╭─ TASK MATERIAL
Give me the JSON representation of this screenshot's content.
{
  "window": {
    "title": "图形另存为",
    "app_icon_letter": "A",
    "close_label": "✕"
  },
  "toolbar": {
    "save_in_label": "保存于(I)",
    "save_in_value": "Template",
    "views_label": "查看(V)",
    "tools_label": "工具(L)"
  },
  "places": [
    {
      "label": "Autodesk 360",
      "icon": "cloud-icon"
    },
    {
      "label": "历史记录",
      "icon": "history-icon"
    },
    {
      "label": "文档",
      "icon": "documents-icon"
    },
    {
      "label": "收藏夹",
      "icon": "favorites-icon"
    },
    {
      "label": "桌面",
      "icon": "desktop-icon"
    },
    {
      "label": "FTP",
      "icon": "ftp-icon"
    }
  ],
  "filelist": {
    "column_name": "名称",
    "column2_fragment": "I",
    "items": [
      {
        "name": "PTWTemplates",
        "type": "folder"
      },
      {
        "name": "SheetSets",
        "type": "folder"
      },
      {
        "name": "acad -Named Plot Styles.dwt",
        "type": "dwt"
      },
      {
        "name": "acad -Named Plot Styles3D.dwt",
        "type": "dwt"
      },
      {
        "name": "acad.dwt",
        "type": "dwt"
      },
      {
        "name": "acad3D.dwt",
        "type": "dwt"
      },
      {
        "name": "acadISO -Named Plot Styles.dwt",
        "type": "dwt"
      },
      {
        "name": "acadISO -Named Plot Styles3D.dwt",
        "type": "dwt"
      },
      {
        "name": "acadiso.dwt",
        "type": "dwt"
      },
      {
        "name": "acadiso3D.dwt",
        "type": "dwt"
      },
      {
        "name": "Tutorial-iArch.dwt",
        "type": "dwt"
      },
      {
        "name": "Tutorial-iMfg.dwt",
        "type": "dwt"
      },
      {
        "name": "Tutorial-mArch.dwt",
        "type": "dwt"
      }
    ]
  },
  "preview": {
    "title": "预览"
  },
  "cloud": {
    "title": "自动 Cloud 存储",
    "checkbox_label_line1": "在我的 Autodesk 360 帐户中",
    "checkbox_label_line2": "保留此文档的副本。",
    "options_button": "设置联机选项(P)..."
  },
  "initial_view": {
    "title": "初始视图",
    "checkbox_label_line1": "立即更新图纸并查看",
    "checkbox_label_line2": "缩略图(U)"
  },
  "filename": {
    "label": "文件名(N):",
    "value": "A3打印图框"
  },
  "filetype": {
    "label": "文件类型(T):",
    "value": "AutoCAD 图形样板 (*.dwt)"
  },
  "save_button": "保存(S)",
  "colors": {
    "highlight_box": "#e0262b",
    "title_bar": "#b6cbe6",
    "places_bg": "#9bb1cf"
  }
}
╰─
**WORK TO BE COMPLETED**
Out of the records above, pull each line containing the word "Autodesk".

**OUTPUT BELOW**
      "label": "Autodesk 360",
    "checkbox_label_line1": "在我的 Autodesk 360 帐户中",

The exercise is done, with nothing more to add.